EPS Review #99 - Untangling My Chopsticks

Untangling My Chopsticks, by Victoria Abbott Riccardi, Broadway Books, 2003, 282pp.

A young woman goes to Japan and studies kaiseki cooking for a year. I think Susan gave this to Patricia, but I grabbed it immediately.

This is a pleasant book, earnest and readable. Victoria is not happy with her advertising job in New York, so she goes to Japan to find something different, and does. God knows, I can relate to that. It is also a great idea to include a few recipes in the book. I have not cooked any. Some are real basics, like oyako domburi, and some are more like jokes (Christmas Cake). But it did remind me that is fun to make a nest of noodles in your soup bowls, which I did shortly after reading the book, placing a few quail eggs inside as well.

There are a few pointers that I did not know, like when eating sushi, it is an insult to the chef to add wasabi to the soy sauce, since the fish should already be seasoned perfectly. But I cannot really trust any details, since Victoria's research is superficial. She blithely states that tempura is named after the temple grounds where it was sold. I had heard it derived from tempora -- the festival times when Portuguese could not eat red meat. And some etymological dictionaries say it comes from Portuguese tempero - "seasoning". All three are discussed on this Kikkoman site, which adds the fact that earliest documents show tempura as a paste of thrush meat, shrimp and ground walnuts! Vicky could have dug deeper.

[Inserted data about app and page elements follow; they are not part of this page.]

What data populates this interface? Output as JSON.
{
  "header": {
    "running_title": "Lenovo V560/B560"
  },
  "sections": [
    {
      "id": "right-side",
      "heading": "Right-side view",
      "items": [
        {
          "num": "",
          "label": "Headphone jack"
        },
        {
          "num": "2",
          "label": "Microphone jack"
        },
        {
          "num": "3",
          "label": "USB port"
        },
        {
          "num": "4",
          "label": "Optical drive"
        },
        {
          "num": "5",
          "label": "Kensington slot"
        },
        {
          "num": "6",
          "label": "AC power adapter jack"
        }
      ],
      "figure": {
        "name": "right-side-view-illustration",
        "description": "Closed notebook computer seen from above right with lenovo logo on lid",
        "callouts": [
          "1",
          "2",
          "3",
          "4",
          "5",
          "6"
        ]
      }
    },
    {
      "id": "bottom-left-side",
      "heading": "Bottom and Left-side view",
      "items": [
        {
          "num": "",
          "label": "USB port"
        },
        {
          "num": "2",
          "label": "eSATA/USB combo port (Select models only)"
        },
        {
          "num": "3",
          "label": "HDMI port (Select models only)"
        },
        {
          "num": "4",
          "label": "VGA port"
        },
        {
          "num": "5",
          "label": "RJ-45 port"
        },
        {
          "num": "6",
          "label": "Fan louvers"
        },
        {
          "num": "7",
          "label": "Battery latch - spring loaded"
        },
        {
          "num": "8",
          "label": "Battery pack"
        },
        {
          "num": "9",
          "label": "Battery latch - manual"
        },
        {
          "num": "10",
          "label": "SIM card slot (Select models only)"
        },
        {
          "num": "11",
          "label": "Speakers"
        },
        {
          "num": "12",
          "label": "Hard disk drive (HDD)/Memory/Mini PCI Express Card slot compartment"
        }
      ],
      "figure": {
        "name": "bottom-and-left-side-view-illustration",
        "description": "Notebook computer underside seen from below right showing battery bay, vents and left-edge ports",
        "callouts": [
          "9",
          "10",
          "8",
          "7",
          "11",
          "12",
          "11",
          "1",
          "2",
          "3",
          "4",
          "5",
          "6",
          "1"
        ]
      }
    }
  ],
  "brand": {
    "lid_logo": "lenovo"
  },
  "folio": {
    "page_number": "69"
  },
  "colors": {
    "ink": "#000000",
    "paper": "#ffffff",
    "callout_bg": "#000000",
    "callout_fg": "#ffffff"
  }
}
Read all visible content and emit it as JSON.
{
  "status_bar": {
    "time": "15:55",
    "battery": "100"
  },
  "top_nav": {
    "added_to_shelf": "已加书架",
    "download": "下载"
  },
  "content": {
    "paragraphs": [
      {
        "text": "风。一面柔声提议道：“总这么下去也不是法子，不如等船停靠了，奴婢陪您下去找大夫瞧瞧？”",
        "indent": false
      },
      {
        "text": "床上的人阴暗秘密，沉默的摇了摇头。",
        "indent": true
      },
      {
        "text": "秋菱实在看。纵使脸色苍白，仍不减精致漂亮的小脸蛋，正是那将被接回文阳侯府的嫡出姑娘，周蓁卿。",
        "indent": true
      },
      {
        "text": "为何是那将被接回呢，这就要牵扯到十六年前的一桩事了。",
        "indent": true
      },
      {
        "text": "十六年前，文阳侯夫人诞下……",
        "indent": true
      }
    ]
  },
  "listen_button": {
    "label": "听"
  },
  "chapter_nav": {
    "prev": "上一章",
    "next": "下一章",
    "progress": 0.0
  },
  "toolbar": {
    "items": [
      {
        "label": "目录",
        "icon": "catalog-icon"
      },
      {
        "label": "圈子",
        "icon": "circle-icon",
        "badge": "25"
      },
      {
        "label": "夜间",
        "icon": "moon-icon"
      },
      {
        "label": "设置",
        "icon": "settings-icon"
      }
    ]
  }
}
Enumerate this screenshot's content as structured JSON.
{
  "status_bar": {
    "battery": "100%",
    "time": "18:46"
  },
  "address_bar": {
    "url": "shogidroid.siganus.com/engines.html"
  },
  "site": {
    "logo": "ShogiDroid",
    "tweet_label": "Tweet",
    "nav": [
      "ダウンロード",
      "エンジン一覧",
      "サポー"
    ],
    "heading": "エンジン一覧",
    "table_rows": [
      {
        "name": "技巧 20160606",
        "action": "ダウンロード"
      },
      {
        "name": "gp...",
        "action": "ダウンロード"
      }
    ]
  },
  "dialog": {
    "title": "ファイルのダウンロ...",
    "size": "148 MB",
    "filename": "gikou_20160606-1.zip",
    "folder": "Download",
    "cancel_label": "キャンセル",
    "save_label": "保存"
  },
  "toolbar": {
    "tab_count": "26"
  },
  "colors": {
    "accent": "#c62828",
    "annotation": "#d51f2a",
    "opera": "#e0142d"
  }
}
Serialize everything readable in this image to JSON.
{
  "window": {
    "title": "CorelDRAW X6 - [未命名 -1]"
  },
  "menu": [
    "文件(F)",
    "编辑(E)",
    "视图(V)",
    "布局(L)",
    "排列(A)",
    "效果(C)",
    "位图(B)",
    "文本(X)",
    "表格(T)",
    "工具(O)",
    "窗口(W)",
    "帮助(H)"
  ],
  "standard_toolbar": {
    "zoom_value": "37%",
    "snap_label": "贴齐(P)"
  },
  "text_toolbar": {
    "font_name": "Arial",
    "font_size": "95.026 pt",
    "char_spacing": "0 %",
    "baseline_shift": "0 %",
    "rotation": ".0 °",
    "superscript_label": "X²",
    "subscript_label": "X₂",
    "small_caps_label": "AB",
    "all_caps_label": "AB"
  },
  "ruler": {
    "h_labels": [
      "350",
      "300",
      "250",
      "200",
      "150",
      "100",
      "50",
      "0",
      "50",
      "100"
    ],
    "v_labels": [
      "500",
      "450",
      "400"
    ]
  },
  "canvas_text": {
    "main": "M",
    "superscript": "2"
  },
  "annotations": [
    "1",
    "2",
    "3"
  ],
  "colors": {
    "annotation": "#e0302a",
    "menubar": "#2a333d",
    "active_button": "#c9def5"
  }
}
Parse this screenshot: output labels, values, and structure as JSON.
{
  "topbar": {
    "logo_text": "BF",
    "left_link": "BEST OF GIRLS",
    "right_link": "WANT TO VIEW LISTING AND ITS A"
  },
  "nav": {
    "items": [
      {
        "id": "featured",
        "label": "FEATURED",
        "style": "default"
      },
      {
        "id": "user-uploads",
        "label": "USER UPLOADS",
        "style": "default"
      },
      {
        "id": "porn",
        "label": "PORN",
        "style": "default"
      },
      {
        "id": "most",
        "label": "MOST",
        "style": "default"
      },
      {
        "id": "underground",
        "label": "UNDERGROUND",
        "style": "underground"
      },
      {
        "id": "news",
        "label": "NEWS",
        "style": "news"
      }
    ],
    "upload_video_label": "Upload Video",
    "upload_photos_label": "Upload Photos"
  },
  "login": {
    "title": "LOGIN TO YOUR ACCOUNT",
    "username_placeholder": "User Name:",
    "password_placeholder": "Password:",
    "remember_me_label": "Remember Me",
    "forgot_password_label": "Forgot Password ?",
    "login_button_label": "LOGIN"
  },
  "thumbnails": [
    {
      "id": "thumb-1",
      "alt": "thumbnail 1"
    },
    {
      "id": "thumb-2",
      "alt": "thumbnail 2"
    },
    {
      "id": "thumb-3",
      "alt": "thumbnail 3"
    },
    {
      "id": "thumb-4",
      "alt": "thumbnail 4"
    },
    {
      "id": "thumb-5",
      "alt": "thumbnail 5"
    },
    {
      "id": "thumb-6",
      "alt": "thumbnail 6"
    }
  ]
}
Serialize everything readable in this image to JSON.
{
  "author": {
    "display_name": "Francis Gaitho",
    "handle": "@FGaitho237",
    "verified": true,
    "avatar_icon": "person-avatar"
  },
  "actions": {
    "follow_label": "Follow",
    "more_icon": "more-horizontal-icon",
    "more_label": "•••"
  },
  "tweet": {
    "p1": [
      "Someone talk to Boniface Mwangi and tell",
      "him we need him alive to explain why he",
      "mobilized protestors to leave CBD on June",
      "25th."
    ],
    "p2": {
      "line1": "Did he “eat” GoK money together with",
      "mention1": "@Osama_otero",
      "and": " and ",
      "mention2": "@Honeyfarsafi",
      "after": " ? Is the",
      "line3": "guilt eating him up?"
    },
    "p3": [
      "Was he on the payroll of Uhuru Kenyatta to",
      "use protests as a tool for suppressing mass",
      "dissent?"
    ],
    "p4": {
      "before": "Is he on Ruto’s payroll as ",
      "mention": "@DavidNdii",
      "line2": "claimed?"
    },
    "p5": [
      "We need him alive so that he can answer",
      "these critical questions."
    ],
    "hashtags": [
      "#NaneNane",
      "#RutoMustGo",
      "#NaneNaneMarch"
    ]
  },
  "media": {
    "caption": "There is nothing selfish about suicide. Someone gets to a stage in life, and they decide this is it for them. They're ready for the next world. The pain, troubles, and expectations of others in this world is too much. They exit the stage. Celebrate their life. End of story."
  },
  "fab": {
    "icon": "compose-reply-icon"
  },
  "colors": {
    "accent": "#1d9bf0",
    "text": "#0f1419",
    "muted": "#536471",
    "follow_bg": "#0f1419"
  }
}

Similarly she describes only a couple of Kaiseki meals, and while the symbolism is fascinating (mitsuba means "come back again"), I feel there is a lot more to be told. In fact, I wanted to hear it from Stephen. Stephen is a plump gay guy who lives in Kyoto, even thirteen years later when Victoria goes back for a visit. He is the one who translates for her in her cooking class, and he is the one who plans, organises and largely cooks and explains the kaiseki meals that Victoria helps with. I bet he has a more complex story to tell. I couldn't google anything about him, and suppose his is one of the names that Victoria changed for privacy.

Victoria makes good friends with her host family, learns a bit about Japan and goes back to New York feeling transformed. She then marries her old boyfriend, becomes a food writer, and lives happily ever after.


Ms Riccardi remarks that the only other significant book on kaiseki in English is Kaichi Tsuji's Kaiseki. I bought this book, which has a foreword by Yasunari Kawabata the Nobel-prizewinner, back when I lived in Japan and could barely afford it, due to the beauty of its plates, particularly number 96. I reproduce some here. Many of the bowls are borrowed from museums.

lily blossom
Plate3 - Tai on Oribe "pine bark flake" shaped dish, Momoyama period, Motoyashiki kiln, Mino area.
pine bark
Plate 58 - lily blossom bowl by Ninsei (mid 17th) with prawns, nori, matsubana.
Yi dynasty
Plate 96 - brushmarked bowl, korea, Yi dynasty (hmm, anywhere in 518 years ). Takuan & eggplant.

More recently, I bought Shunju, also for its very beautiful food pictures.

lily blossom
Sesame-coated green asparagus.
lily blossom
Flounder carpaccio

John wrote: She's been a judge at least twice now on Iron Chef America.

I replied: What did you think of her on TV? I wish we got Iron Chef here -- it's funny (the Japanese one). I see our rental shop doesn't have it either.

John replied: She seemed good, but remember the standards. On the original Iron Chef, the judges are daytime TV personalities and Diet members. On Iron Chef America, one of the original judges had a secondary role on The Sopranos. He was a grossly fat dees dems does kind of guy from New Jersey who, right off the bat, declared that he didn't eat raw fish. (One of the contestants that day was Morimoto, former sous chef at Nobu in New York, an Iron Chef in Japan; he how runs his eponymous restaurant in Philadelphia, where the menu is pretty much like Nobu.)

Doug wrote: Erich, have you read Angry White Pyjamas? It's about an American in Tokyo who goes through the Tokyo Police Academy's Aikido training. I loved it.